PUBLISHED BY KIMBER AND CONRAD,
NO. 93, MARKET STREET.
SMALL ROMAN LETTERS.
a b c d e f g h i j
k l m n o p q r
s t u v w
x y z &.
a b c d e f g h i j k
l m n o p q r s
t u v w x
y z &.
ROMAN CAPITAL LETTERS.
A B C D E F G H I J K L M
N O P Q R S T U V
W X Y Z.
A B C D E F G H I J K L
M N O P Q R S T U V
W X Y Z.
fi ff fl ffl ffi.
A walk in the garden.
Strawberries grow on little vines.
What troubles the old woman?
We cannot see ourselves in this Glass.
Children obey your mother.
The Swedes Church.
Do not rob the poor farmer of his fruit.
Some trees bear fruit, but this one has none on now.
Do not drink too much.
She walks among the tombs.
Run fast, or she will be gone.
M. stands for Master, Mistress and Mother.
What are they doing here?
The Cullender belongs to the kitchen.
Now Martha, do get up.
Give the Stays to Grandmother.
Take down the sail when the wind blows too hard.
We cannot see well at night.
What a curious figure she is!
Water is boiled in a pot or in a kettle.
Do be kind to the poor black boy.
A kite should never be raised in the street.
Walk in, and rest in the cottage.
This goat has horns and a beard—he seems to have
a mind to butt the old tree.
Dogs are not often put to work—Drive on old man
and do not overset.

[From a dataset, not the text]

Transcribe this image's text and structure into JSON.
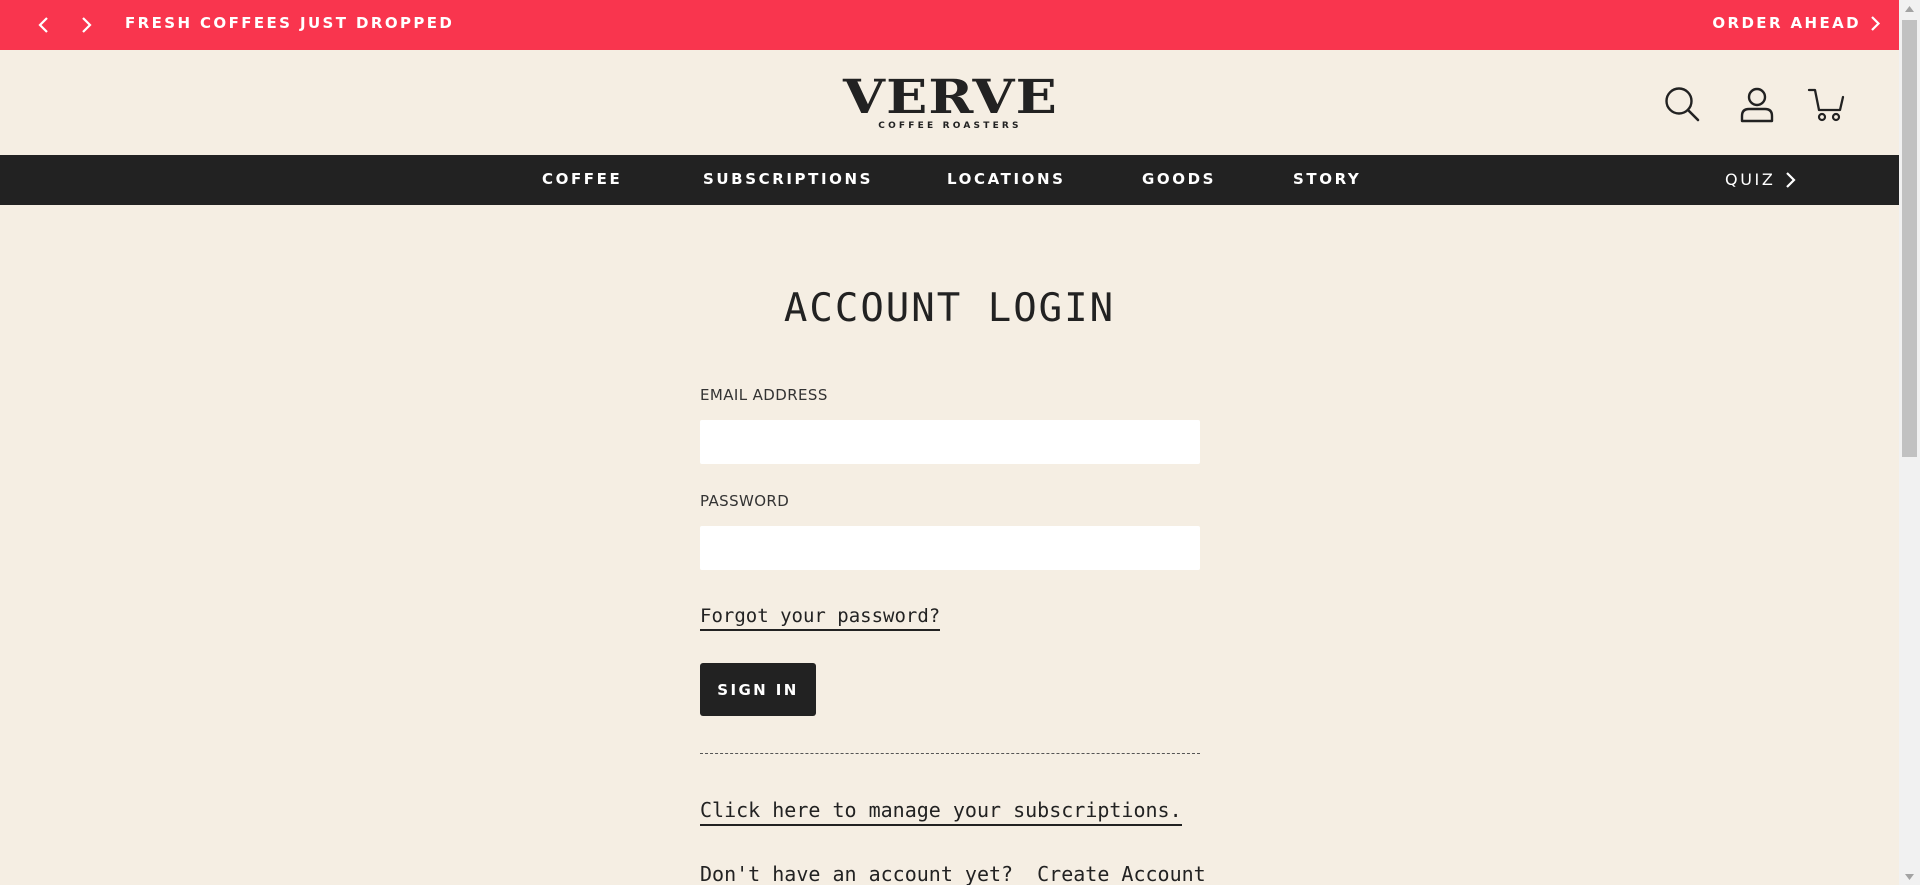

This is a trumpeter—he is in a great hurry—Stage
men and post riders sometimes blow a kind of trumpet.
It is difficult to travel where there is no road.
This turkey looks as if she had been in a shower
of rain—perhaps she is not very well.
The bench looks pretty strong; perhaps it will not
It is good to be industrious—when our work is done,
we may have time to read.
Please to walk in, and take a seat by the fire and
This man shoots at random: he will kill no birds.
Little boys should not meddle with guns.
A ship sails on the sea, it can be seen from the
rocks when a great way off.
Do not go far from the shore; the boat looks too
much like a tub to be a safe one.
It is not genteel to sit back to back—always look
at a person when you speak to him.
The bible is the best of all books. Children who can read
in the bible, may go to Kimber & Conrad’s Store and buy one for themselves.
Old folks should never forget they were once young.
A cow is a useful creature; she gives us milk;
and butter and cheese are made of milk.
This poor man appears to be in distress—he has
thrown his axe upon the ground.
Little birds can fly very fast—They do no harm;
why should little boys delight to injure them?
The use of clothes is to cover us, and to keep
us warm; what do these people wear theirs for?
A peacock can make a great show with his fine
feathers; but as nature has given them, let him show them.